You read it right. Chrome Fusion engraves parts, chromes the artwork, and has the unworked surface painted. Dana started talking to Sandy about the book and that lead to a tribute bike.
Talk lad to action. The two met again, this time at the shop, and started going over artwork. Tons and tons of artwork. If you've ever seen The History Channel, you may have gotten the idea that folks documented the tar out of World War II, and you'd be right. It took months just to get through it all! Still, they managed to narrow the field down to a mere 150 plus images, all of which found a home on the 2009 Harley-Davidson Cross Bones chosen for the project. The overall goal was to build a rolling history lesson commemorating the Pearl Harbor attack of 1941. For example, all the Pearl Harbor battleships made it onto the Harley, but the Arizona was captured in three stages-open water, bombed, and the current memorial. The dash panel also has the TCB emblem from Elvis Presley who did the concert to raise money for the memorial.
All of images were also done by hand. Detailed engraving on a motorcycle's irregular surfaces is hard work, even for a machine. Sandy elaborated: "There's some great engraving out there but we use unique practices. There are all kinds of angles to it. It's not a straight line. Some have to angle out or flair out or in; thick and thin again in one movement. If you were to take a single brush and do a tree where you had to vary the strokes in the same line, that's what it's like only we have to worry about flair and depth. We do it all day every day."
John C. Finn signs off on the Pearl Harbor Cross Bones. But what did he think when he first put eyes on it? He noticed the hula girls. And a mistake: "They've got too many clothes on," Finn said. Chrome Fusion happily corrected the error.
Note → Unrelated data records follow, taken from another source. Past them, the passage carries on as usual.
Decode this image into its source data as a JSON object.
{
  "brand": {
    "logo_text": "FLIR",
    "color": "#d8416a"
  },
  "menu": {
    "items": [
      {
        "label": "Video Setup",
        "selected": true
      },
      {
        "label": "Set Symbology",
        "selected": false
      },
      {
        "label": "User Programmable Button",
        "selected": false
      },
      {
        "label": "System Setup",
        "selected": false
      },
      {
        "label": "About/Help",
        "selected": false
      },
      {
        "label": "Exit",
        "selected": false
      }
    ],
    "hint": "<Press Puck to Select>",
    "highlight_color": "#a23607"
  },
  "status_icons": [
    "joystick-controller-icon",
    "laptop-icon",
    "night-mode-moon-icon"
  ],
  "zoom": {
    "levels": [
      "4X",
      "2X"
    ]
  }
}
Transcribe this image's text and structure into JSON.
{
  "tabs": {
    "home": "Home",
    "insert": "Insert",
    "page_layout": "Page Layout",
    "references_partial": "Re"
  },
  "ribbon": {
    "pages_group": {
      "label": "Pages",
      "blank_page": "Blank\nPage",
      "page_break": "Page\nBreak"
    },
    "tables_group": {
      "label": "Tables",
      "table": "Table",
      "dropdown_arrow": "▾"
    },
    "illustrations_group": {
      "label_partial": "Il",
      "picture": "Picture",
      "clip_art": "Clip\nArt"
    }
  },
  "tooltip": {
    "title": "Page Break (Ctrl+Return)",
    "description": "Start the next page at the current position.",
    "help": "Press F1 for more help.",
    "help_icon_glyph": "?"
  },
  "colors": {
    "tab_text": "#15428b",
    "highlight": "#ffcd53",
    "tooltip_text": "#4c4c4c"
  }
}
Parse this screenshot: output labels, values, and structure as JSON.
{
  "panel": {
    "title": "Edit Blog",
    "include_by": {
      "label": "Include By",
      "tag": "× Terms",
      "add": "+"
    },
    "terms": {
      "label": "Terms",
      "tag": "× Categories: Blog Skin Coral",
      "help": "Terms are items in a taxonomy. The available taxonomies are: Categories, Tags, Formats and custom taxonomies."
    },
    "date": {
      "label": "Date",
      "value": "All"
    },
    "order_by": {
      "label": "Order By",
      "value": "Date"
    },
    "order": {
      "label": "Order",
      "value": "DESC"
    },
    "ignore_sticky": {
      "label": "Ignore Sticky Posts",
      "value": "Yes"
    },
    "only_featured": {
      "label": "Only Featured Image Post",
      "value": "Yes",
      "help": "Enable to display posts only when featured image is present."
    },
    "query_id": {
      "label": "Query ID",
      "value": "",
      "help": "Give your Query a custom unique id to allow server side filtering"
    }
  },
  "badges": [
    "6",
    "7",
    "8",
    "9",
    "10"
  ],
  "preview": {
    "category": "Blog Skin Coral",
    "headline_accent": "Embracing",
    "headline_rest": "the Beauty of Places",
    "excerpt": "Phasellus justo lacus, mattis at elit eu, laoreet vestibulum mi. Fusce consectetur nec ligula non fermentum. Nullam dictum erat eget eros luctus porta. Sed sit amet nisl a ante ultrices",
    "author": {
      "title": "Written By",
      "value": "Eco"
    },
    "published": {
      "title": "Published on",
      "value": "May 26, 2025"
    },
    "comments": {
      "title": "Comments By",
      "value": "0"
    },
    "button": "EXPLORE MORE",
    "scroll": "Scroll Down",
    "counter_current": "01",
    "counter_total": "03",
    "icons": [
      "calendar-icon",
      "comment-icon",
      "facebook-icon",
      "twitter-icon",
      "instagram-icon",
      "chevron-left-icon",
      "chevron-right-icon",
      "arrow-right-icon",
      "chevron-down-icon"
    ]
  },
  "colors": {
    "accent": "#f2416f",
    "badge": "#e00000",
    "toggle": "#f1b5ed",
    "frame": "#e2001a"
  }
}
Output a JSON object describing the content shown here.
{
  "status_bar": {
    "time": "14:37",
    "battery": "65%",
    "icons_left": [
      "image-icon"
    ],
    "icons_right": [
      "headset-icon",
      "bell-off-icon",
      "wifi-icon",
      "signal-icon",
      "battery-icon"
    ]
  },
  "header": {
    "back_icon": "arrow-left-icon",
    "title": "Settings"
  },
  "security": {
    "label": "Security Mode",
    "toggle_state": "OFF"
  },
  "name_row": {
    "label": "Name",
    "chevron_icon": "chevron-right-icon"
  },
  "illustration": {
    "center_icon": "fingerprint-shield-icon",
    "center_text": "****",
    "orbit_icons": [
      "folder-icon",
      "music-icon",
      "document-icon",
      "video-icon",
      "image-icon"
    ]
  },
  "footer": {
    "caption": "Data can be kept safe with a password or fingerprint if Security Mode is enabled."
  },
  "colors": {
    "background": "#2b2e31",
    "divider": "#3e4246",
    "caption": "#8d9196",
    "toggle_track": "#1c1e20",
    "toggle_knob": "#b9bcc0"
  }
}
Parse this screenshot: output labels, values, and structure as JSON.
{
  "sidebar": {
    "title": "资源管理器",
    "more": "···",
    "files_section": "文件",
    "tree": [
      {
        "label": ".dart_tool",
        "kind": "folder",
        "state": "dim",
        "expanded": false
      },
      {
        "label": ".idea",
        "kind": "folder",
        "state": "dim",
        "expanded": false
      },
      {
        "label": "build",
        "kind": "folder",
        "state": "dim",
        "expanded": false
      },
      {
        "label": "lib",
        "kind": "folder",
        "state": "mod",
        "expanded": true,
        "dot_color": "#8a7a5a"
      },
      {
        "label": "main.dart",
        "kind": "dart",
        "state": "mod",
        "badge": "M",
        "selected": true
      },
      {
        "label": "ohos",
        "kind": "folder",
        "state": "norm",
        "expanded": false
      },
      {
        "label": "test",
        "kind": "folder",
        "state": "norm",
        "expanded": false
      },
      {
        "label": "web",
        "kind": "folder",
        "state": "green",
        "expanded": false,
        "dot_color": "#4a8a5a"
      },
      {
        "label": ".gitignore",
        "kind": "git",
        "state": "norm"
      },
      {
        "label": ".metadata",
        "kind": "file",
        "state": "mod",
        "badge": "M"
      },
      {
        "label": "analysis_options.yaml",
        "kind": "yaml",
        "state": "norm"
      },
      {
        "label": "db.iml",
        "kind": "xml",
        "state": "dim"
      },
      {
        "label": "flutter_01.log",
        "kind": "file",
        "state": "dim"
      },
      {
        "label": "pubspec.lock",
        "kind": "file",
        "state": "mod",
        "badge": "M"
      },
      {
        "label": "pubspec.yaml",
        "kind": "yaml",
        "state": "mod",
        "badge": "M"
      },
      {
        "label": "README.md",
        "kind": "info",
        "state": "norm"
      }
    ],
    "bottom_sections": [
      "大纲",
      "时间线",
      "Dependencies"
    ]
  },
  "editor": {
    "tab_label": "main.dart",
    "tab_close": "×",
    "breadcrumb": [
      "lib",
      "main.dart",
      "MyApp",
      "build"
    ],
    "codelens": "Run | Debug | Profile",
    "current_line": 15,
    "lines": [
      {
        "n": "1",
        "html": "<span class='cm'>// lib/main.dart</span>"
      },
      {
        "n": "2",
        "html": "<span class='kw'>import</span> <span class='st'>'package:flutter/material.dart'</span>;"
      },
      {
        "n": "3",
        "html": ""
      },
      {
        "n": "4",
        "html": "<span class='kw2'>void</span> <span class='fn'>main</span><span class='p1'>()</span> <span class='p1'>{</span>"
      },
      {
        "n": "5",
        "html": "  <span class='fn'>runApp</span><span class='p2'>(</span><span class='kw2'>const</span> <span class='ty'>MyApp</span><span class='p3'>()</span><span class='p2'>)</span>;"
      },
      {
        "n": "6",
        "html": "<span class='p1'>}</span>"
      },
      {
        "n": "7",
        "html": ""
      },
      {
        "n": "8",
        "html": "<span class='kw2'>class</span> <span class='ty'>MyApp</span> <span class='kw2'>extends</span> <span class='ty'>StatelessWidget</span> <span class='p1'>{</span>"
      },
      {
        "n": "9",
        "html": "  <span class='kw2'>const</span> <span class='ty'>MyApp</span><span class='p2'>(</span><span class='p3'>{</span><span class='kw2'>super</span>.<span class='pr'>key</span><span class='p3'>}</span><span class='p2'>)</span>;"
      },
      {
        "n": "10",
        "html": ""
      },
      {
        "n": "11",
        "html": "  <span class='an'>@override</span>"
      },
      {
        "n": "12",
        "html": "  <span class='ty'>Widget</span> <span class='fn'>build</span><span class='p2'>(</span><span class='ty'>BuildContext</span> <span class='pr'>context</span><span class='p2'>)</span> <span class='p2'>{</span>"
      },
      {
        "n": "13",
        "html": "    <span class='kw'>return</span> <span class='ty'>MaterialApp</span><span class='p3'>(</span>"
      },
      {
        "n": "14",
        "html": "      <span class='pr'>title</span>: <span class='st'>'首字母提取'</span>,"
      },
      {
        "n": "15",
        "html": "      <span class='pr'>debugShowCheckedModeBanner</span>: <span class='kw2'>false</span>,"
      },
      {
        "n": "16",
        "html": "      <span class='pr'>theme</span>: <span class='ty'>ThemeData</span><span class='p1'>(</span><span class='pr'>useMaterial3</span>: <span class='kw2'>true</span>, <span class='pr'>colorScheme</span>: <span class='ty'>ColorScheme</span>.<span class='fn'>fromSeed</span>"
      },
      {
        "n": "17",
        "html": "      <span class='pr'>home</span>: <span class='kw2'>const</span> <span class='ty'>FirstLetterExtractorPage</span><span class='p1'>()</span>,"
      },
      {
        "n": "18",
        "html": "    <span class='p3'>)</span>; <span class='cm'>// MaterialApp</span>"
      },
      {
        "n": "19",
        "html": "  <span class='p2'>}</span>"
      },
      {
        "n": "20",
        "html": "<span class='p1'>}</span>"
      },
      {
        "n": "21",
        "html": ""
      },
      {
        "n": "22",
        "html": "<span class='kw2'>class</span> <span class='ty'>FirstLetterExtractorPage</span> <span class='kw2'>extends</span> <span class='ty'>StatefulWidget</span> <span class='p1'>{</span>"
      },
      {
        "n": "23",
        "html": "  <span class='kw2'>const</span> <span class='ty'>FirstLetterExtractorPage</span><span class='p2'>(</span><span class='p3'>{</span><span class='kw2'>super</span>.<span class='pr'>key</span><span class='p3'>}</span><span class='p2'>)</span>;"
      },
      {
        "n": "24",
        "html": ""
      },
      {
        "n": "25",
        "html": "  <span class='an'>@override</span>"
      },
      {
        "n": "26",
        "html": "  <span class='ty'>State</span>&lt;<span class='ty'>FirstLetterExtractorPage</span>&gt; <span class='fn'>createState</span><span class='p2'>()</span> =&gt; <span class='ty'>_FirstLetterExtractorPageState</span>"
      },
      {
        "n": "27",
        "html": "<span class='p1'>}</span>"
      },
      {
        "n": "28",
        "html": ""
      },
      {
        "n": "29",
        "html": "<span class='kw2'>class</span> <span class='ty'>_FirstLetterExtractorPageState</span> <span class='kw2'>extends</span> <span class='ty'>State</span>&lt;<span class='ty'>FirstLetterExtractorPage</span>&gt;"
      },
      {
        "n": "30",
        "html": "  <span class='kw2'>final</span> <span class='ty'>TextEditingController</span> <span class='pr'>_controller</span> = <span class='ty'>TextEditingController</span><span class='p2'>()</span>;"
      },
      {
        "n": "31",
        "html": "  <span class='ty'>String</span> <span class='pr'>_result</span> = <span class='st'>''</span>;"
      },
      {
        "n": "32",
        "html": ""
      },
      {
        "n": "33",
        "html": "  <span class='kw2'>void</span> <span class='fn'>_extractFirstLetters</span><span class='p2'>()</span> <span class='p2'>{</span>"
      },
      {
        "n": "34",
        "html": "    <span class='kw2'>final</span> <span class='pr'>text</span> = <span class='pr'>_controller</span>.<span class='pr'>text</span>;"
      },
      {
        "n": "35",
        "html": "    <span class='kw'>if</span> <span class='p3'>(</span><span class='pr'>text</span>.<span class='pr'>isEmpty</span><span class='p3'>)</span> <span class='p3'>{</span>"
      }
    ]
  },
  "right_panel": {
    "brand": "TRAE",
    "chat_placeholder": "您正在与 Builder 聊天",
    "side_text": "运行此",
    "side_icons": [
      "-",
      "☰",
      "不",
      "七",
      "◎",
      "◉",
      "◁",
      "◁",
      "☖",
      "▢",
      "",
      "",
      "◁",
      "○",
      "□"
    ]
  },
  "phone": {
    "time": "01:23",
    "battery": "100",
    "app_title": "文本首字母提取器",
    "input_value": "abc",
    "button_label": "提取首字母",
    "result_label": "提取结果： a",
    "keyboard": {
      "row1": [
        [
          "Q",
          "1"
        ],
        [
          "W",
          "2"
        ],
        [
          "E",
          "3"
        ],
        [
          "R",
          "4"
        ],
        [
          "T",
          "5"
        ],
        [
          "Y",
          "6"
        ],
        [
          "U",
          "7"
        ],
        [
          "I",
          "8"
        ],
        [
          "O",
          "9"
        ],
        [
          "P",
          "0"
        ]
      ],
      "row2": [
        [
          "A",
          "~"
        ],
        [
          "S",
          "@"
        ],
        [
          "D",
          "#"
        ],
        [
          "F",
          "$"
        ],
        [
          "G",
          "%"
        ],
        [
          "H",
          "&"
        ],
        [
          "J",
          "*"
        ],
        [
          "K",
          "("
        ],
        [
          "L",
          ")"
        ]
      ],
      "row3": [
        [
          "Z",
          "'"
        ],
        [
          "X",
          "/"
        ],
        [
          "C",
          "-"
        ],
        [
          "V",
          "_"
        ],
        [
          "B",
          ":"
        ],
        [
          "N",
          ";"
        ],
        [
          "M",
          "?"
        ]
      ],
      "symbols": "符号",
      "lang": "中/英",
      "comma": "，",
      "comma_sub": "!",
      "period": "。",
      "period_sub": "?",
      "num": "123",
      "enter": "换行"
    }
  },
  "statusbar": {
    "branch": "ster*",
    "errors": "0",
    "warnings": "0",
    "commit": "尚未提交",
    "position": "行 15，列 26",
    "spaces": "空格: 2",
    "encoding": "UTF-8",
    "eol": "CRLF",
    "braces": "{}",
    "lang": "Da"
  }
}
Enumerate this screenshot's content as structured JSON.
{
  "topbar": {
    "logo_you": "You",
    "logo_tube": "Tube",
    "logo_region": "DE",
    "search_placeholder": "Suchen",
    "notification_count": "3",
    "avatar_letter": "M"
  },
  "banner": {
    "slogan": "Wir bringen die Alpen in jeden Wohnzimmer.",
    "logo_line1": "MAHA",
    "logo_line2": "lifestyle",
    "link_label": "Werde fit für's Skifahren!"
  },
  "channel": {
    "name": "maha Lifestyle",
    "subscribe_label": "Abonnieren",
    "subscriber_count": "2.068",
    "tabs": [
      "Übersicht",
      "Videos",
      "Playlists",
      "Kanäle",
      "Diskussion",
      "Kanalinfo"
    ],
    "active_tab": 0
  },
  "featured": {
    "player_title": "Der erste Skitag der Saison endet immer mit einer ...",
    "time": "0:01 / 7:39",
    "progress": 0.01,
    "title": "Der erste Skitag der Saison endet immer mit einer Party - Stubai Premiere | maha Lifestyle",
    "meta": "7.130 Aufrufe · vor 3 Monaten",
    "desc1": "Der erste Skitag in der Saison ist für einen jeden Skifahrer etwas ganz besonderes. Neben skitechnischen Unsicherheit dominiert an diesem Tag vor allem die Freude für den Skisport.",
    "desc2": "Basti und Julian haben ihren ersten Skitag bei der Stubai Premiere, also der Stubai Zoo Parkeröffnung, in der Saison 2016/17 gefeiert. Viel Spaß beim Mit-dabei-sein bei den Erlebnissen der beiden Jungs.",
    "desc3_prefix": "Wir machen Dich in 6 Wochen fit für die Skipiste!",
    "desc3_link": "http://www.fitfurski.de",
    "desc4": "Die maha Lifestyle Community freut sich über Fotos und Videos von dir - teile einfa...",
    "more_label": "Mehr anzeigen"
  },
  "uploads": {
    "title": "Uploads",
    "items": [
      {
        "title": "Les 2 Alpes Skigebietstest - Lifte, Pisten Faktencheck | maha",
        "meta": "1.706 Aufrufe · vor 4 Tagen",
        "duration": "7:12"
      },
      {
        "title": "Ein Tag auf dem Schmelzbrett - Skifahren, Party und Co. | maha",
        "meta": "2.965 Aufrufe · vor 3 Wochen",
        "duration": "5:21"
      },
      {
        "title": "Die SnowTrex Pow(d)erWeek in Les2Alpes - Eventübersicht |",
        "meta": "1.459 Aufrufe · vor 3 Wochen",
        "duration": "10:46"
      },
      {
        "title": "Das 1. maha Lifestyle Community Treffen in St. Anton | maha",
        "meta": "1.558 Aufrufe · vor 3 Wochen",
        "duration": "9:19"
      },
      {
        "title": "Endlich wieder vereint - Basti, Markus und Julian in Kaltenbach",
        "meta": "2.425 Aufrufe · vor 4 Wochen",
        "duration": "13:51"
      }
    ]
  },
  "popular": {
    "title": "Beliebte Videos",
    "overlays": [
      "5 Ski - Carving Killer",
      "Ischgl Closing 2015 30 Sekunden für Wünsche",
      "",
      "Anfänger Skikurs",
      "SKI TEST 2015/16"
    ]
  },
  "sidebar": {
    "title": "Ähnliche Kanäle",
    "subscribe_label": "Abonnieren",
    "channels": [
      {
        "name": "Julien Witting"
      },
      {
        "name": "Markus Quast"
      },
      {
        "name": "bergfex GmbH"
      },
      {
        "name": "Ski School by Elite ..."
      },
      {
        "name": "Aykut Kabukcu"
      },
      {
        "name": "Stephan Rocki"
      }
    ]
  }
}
John C. Finn signs off on the Pearl Harbor Cross Bones. But what did he think when he firs
Sandy Steiner started engraving motorcycles 15-16 years ago, when he wanted detailed work for his own bike. "I'd seen rough ones from the `60s that weren't very refined. It wasn't being done to the detailed extent we were doing it. I wanted the same detail you'd put in a watch but in lines 3 feet long," he recalled. Sandy had gobs of experience in leather craft and translated that to metal to get the level of detail he wanted. However, it was his son, Jason, who invented the process of adding chrome and paint into the mix. It's a patented process; the Steiners guard it like a state secret or a barbecue sauce recipe. They've been at it many years, first in Nashville, Tennessee, now in Las Vegas.
With the artwork chosen it was time to put money to mouth and get the job done. Chrome Fusion makes a basic layout on paper, and then transforms it for the correct perspective. Just because a picture looks good on a nice, predictable piece of paper doesn't mean it'll look as cool on a curved tank. In this case, they traced on the paper outline, and then hand drew the details for the rest. Much like an artist making any drawing.